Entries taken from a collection
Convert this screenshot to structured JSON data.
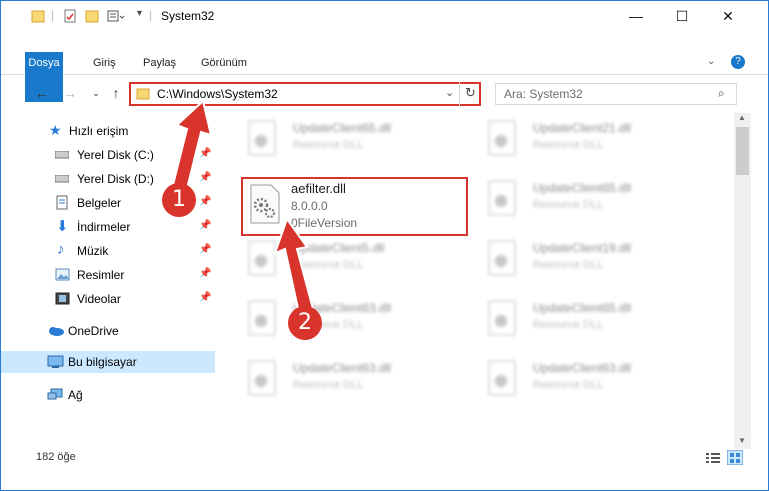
{
  "window": {
    "title": "System32"
  },
  "ribbon": {
    "tabs": [
      "Dosya",
      "Giriş",
      "Paylaş",
      "Görünüm"
    ]
  },
  "address": {
    "path": "C:\\Windows\\System32"
  },
  "search": {
    "placeholder": "Ara: System32"
  },
  "sidebar": {
    "items": [
      {
        "label": "Hızlı erişim"
      },
      {
        "label": "Yerel Disk (C:)"
      },
      {
        "label": "Yerel Disk (D:)"
      },
      {
        "label": "Belgeler"
      },
      {
        "label": "İndirmeler"
      },
      {
        "label": "Müzik"
      },
      {
        "label": "Resimler"
      },
      {
        "label": "Videolar"
      },
      {
        "label": "OneDrive"
      },
      {
        "label": "Bu bilgisayar"
      },
      {
        "label": "Ağ"
      }
    ]
  },
  "highlight_file": {
    "name": "aefilter.dll",
    "version": "8.0.0.0",
    "file_version": "0FileVersion"
  },
  "files": [
    {
      "name": "UpdateClient65.dll",
      "desc": "Resource DLL"
    },
    {
      "name": "UpdateClient21.dll",
      "desc": "Resource DLL"
    },
    {
      "name": "UpdateClient65.dll",
      "desc": "Resource DLL"
    },
    {
      "name": "UpdateClient5.dll",
      "desc": "Resource DLL"
    },
    {
      "name": "UpdateClient19.dll",
      "desc": "Resource DLL"
    },
    {
      "name": "UpdateClient63.dll",
      "desc": "Resource DLL"
    },
    {
      "name": "UpdateClient65.dll",
      "desc": "Resource DLL"
    },
    {
      "name": "UpdateClient63.dll",
      "desc": "Resource DLL"
    },
    {
      "name": "UpdateClient63.dll",
      "desc": "Resource DLL"
    }
  ],
  "status": {
    "count": "182 öğe"
  },
  "badges": [
    "1",
    "2"
  ],
  "colors": {
    "accent": "#1979ca",
    "highlight": "#d9342b",
    "selection": "#cce8ff"
  }
}
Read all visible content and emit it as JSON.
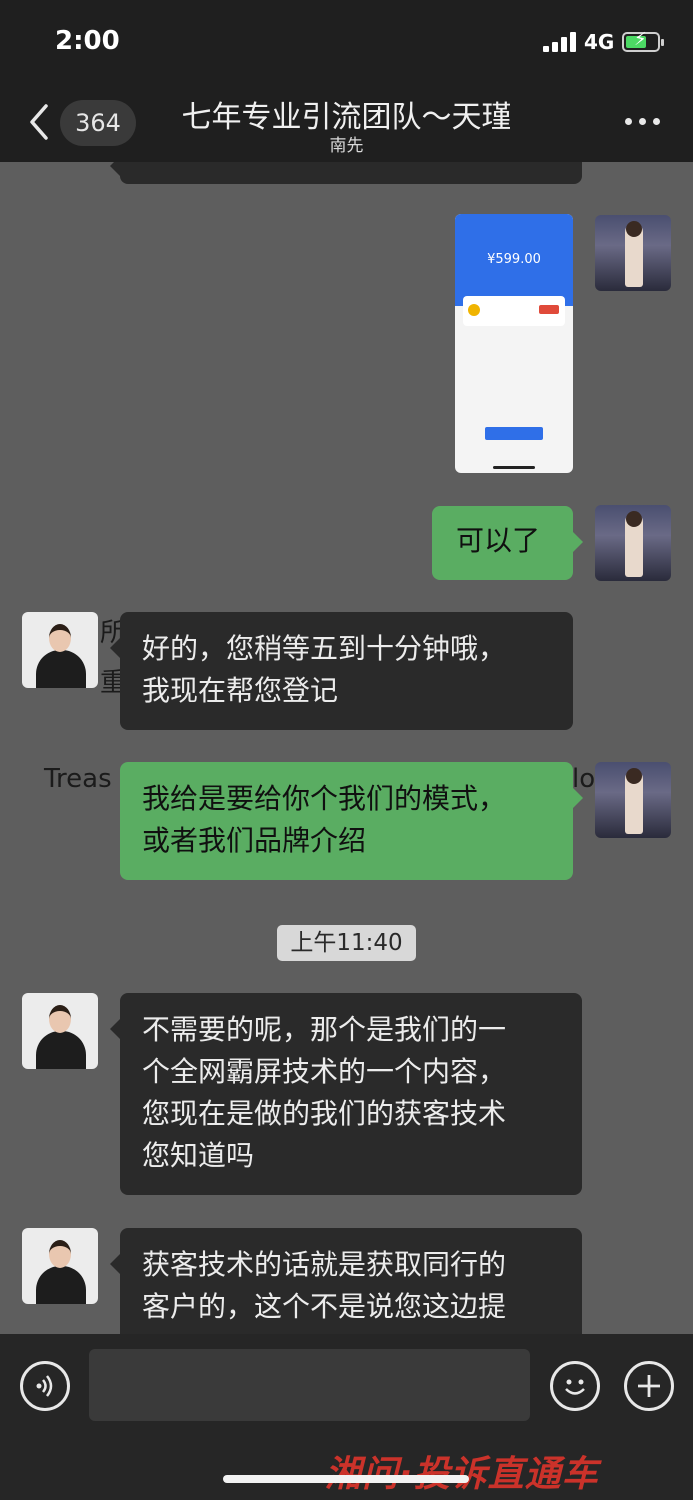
{
  "status": {
    "time": "2:00",
    "network": "4G"
  },
  "header": {
    "unread_count": "364",
    "title": "七年专业引流团队～天瑾",
    "subtitle": "南先"
  },
  "messages": {
    "payment_image": {
      "amount": "¥599.00"
    },
    "sent_1": "可以了",
    "received_1": {
      "line1": "好的，您稍等五到十分钟哦，",
      "line2": "我现在帮您登记"
    },
    "sent_2": {
      "line1": "我给是要给你个我们的模式，",
      "line2": "或者我们品牌介绍"
    },
    "timestamp": "上午11:40",
    "received_2": {
      "line1": "不需要的呢，那个是我们的一",
      "line2": "个全网霸屏技术的一个内容，",
      "line3": "您现在是做的我们的获客技术",
      "line4": "您知道吗"
    },
    "received_3": {
      "line1": "获客技术的话就是获取同行的",
      "line2": "客户的，这个不是说您这边提"
    }
  },
  "background_text": {
    "t1": "所",
    "t2": "重",
    "t3": "Treas",
    "t4": "lo"
  },
  "watermark": "湘问·投诉直通车",
  "colors": {
    "sent_bubble": "#5aad62",
    "received_bubble": "#2a2a2a",
    "accent_blue": "#2f6fe8"
  },
  "icons": [
    "back-icon",
    "more-icon",
    "voice-icon",
    "emoji-icon",
    "plus-icon"
  ]
}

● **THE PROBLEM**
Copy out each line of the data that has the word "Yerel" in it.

● **ANSWER TO THE EXERCISE**
        "label": "Yerel Disk (C:)"
        "label": "Yerel Disk (D:)"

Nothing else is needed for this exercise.